1 Department of Epidemiology, Harvard School of Public Health, 677 Huntington Ave., Boston MA, USA
2 Department of Community Health Sciences, Boston University School of Public Health, 801 Massachusetts Ave., Boston MA, USA
3 Department of Emergency Medicine, Boston University School of Medicine, Boston Medical Center, 1 Boston Medical Center Place, Boston MA, USA
Addiction Science & Clinical Practice 2013, 8:20 doi:10.1186/1940-0640-8-20Published: 13 December 2013
Hepatitis C infection (HCV) among individuals aged 15–24 years has increased in Massachusetts, likely due to injection drug use. The prevalence of injection equipment sharing (sharing) and its association with age was examined in a cohort of out-of-treatment Massachusetts substance users.
This analysis included baseline data from a behavioral intervention with substance users. Younger and older (<25 versus ≥25 years) injection drug users were compared on demographic characteristics, substance use practices, including factors present during the most recent sharing event (“event-level factors”), and HCV testing history.
Sharing was reported by 41% of the 484 individuals who reported injection drug use in the past 30 days. Prevalence of sharing varied by age (50% <25 years old versus 38% ≥25 years, p = 0.02). In a multivariable logistic regression model younger versus older individuals had twice the odds of sharing (95% CI = 1.26, 3.19). During their most recent sharing event, fewer younger individuals than older had their own drugs available (50% versus 75%, p < 0.001); other injection event-level factors did not vary by age.
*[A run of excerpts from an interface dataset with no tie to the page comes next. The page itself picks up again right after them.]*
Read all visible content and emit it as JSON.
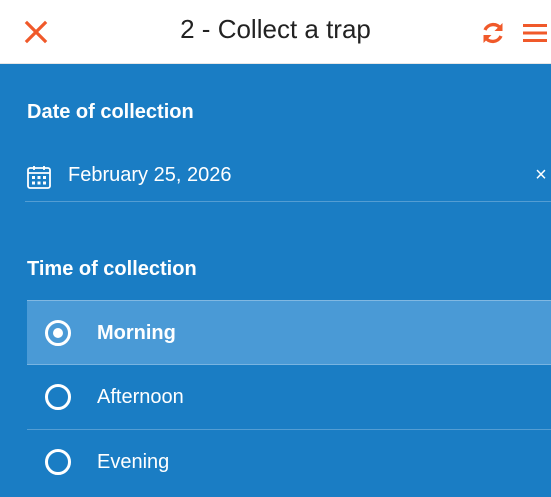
{
  "header": {
    "title": "2 - Collect a trap",
    "close_icon": "close-icon",
    "refresh_icon": "refresh-icon",
    "menu_icon": "menu-icon",
    "accent_color": "#f0592a"
  },
  "form": {
    "background_color": "#1a7dc4",
    "date_field": {
      "label": "Date of collection",
      "value": "February 25, 2026",
      "icon": "calendar-icon",
      "clear_icon": "clear-icon",
      "clear_glyph": "×"
    },
    "time_field": {
      "label": "Time of collection",
      "options": [
        {
          "label": "Morning",
          "selected": true
        },
        {
          "label": "Afternoon",
          "selected": false
        },
        {
          "label": "Evening",
          "selected": false
        }
      ]
    }
  }
}
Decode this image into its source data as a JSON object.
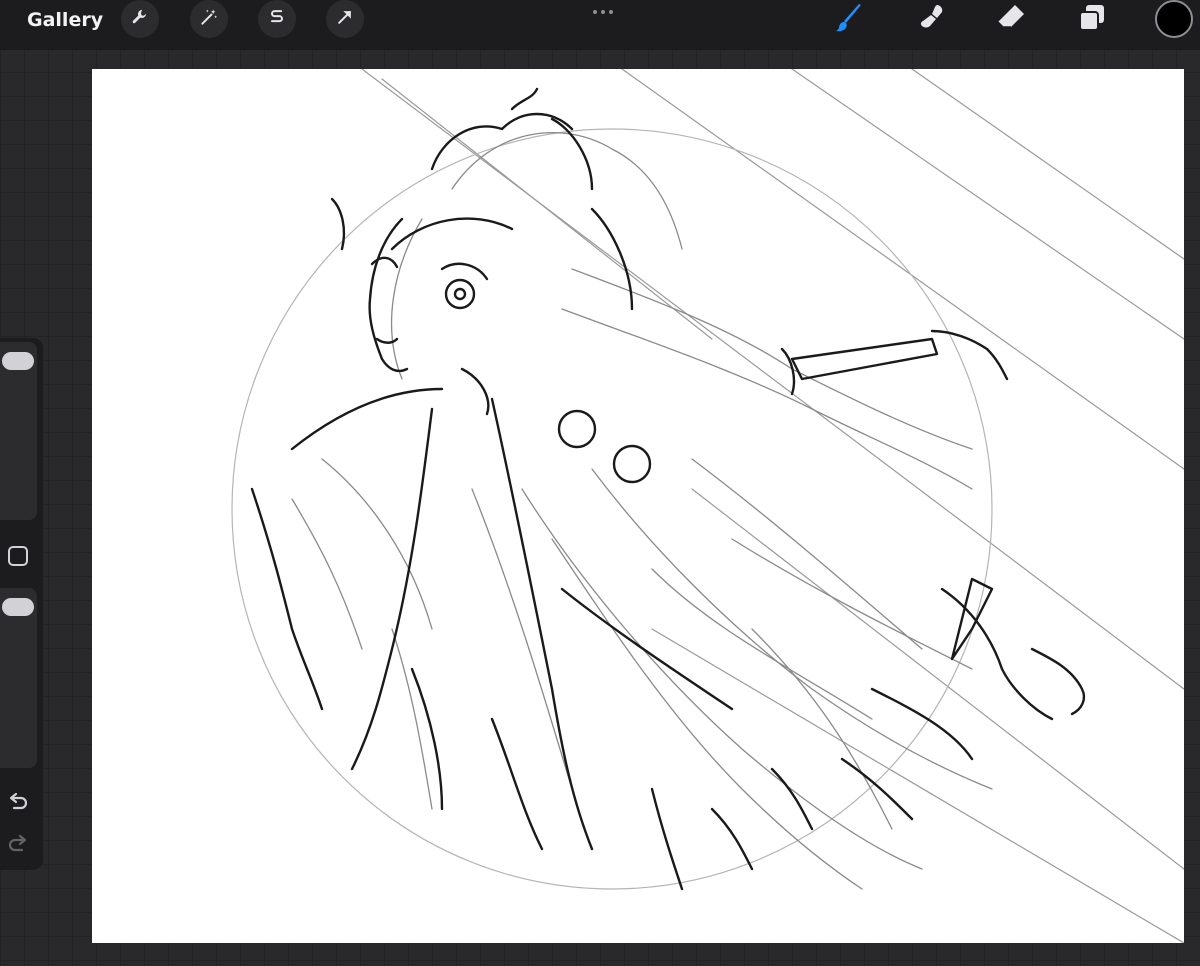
{
  "toolbar": {
    "gallery_label": "Gallery",
    "left_tools": [
      {
        "name": "actions",
        "icon": "wrench-icon"
      },
      {
        "name": "adjustments",
        "icon": "magic-wand-icon"
      },
      {
        "name": "selection",
        "icon": "selection-s-icon"
      },
      {
        "name": "transform",
        "icon": "arrow-cursor-icon"
      }
    ],
    "right_tools": [
      {
        "name": "brush",
        "icon": "brush-icon",
        "active": true
      },
      {
        "name": "smudge",
        "icon": "smudge-icon",
        "active": false
      },
      {
        "name": "eraser",
        "icon": "eraser-icon",
        "active": false
      },
      {
        "name": "layers",
        "icon": "layers-icon",
        "active": false
      }
    ],
    "current_color": "#000000"
  },
  "sidebar": {
    "brush_size_level": 0.95,
    "brush_opacity_level": 0.95,
    "modify_icon": "square-icon",
    "undo_icon": "undo-icon",
    "redo_icon": "redo-icon"
  },
  "colors": {
    "accent": "#1e90ff",
    "toolbar_bg": "#1c1c1e",
    "canvas_bg": "#ffffff"
  }
}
In the presence of PTSD, history of exchanging sex for money, or not being US born, prevalence of sharing by older users was higher and was similar to that of younger users, such that there was no association between age and sharing.
In this cohort of injection drug users, younger age was associated with higher prevalence of sharing, but only in the absence of certain stressors. Harm reduction efforts might benefit from intervening on mental health and other stressors in addition to substance use. Study findings suggest a particular need to address the dangers of sharing with young individuals initiating injection drug use.